The World Stroke Organisation said over 12 million people will have their first stroke this year, while 6.5 million will die from one.

Analysts say the incidence of a stroke increases significantly with age, with 60% of strokes happening to people under the age of 70, and 16% to those under 50.

The Heart and Stroke Foundation said there were uncontrollable risk factors, including age, sex, family history, inherited high cholesterol, blood pressure, abnormal heart rhythm and clotting disorders.

They noted a trend in the prevalence of strokes in young people, saying strokes are often disabling and they, therefore, pose a threat to socio-economic stability, particularly in developing countries.

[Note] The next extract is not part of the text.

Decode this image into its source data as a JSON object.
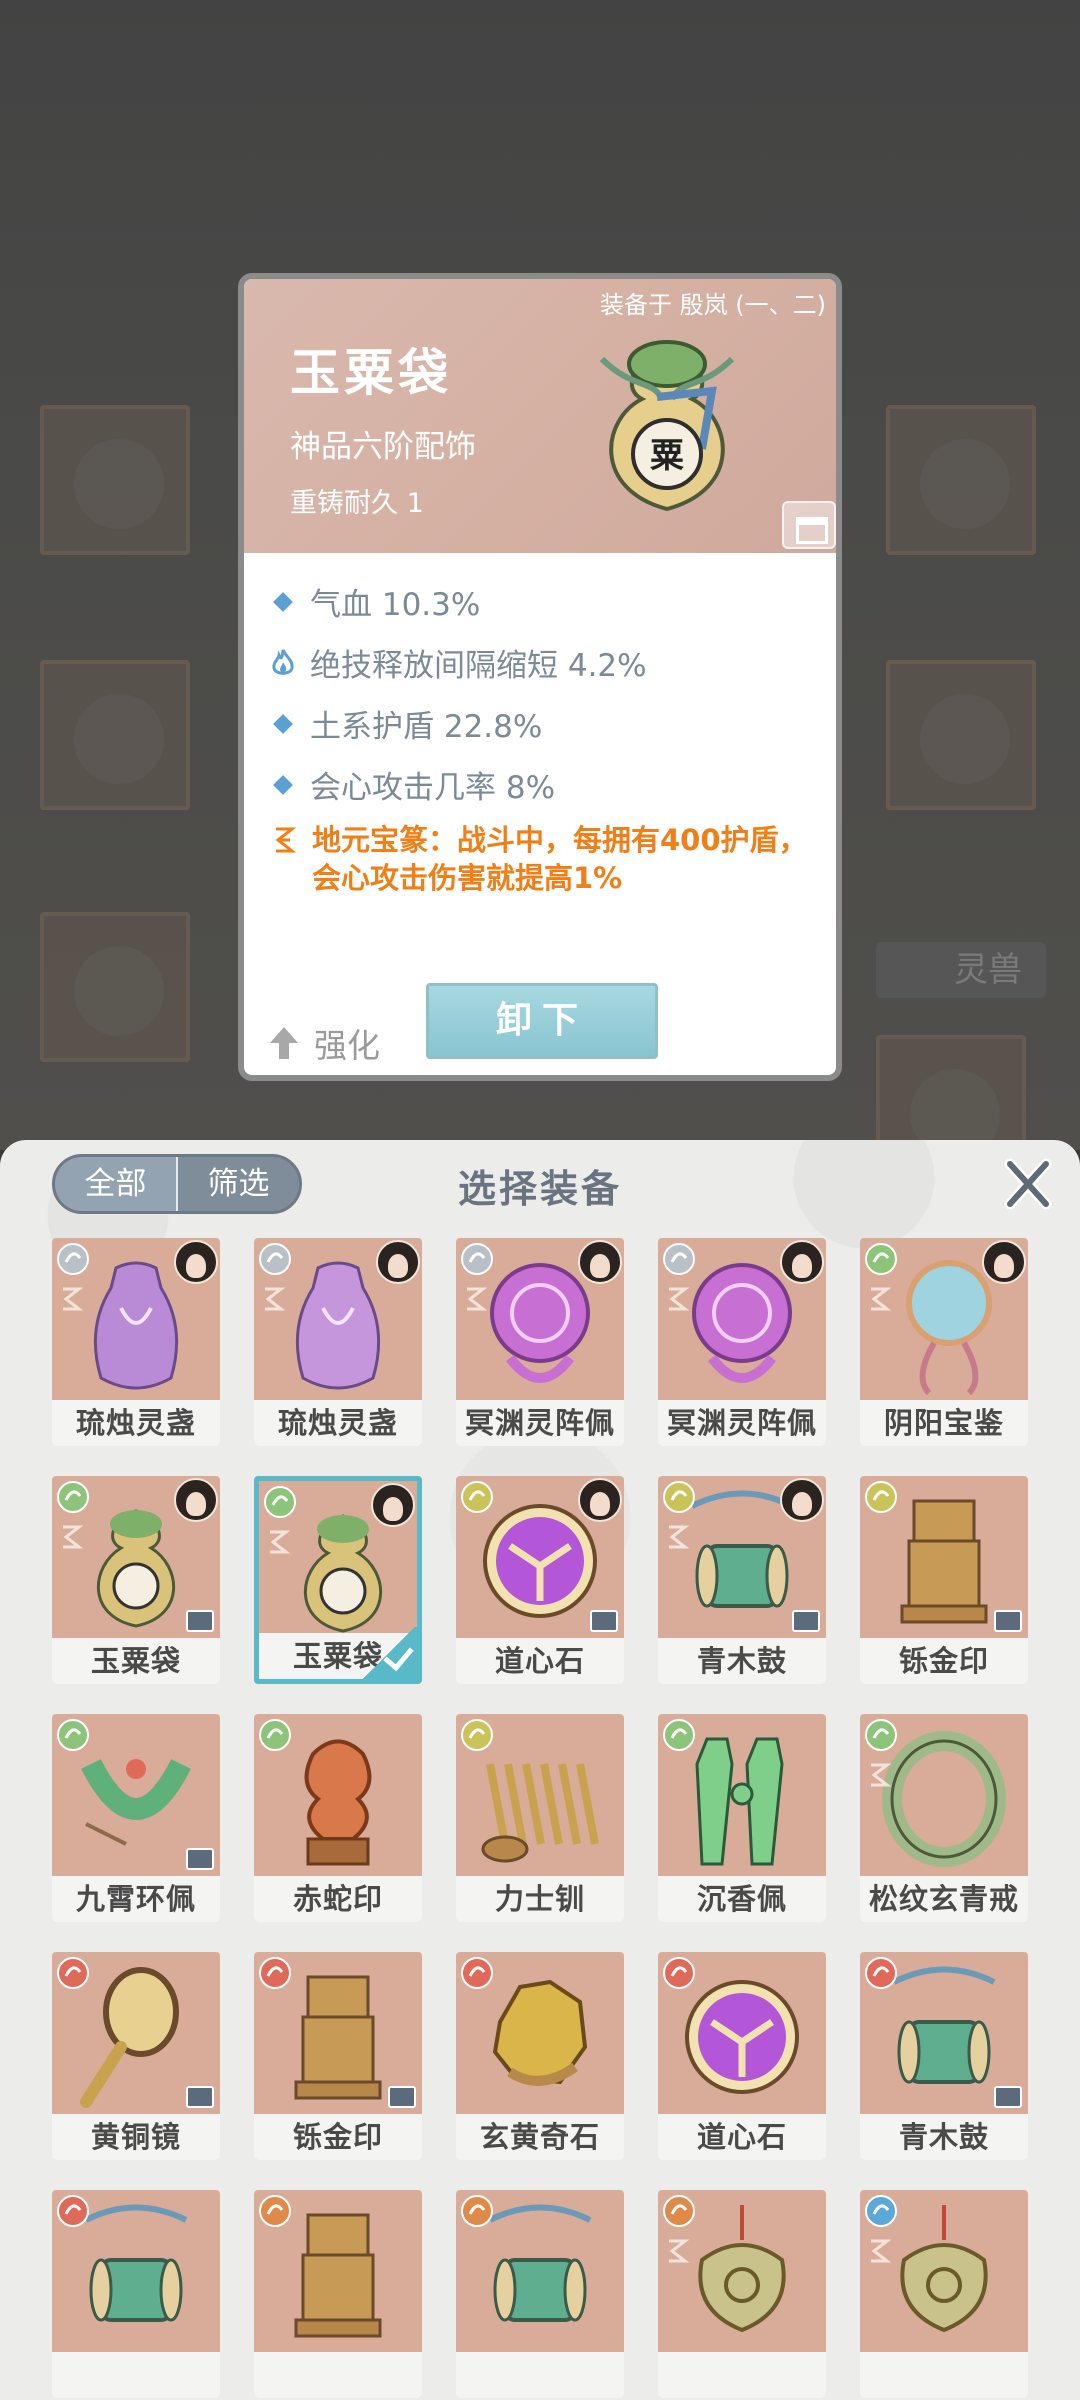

“In young patients with an absence of conventional vascular risk factors and negative preliminary stroke work-up, clinicians need to take into consideration less common causes of stroke in this population,” says Hewlett.

“Recognising the surprising causes of strokes in young adults is crucial for prevention and early intervention.

“One of the biggest culprits is stress; prolonged stress can lead to high blood pressure, a major risk factor for strokes, and can also contribute to the formation of blood clots, which can block blood vessels in the brain, causing a stroke.”

Substance abuse was another cause. Certain drugs can lead to elevated blood pressure, irregular heart rhythms and even arterial dissection – a tearing of the blood vessel walls – all of which can precipitate a stroke.

Similarly, alcohol abuse can raise blood pressure and lead to an increased risk of atrial fibrillation, a heart rhythm disorder known to cause strokes, while smoking damages blood vessels and increases the risk of clot formation.

Hewlett says, “A lesser-known contributor to strokes in the young is undiagnosed medical conditions. Conditions like sleep apnoea, which disrupts breathing during sleep and lowers oxygen levels in the blood, can lead to hypertension and increase the likelihood of a stroke.

“Autoimmune disorders like lupus or even infections like Covid-19 have been linked to strokes in younger individuals.

These conditions can cause inflammation and blood vessel damage, making the arteries more susceptible to blockages.”

Poorly managed diabetes, being overweight or obese, and high cholesterol can also increase stroke risks.

Pretoria News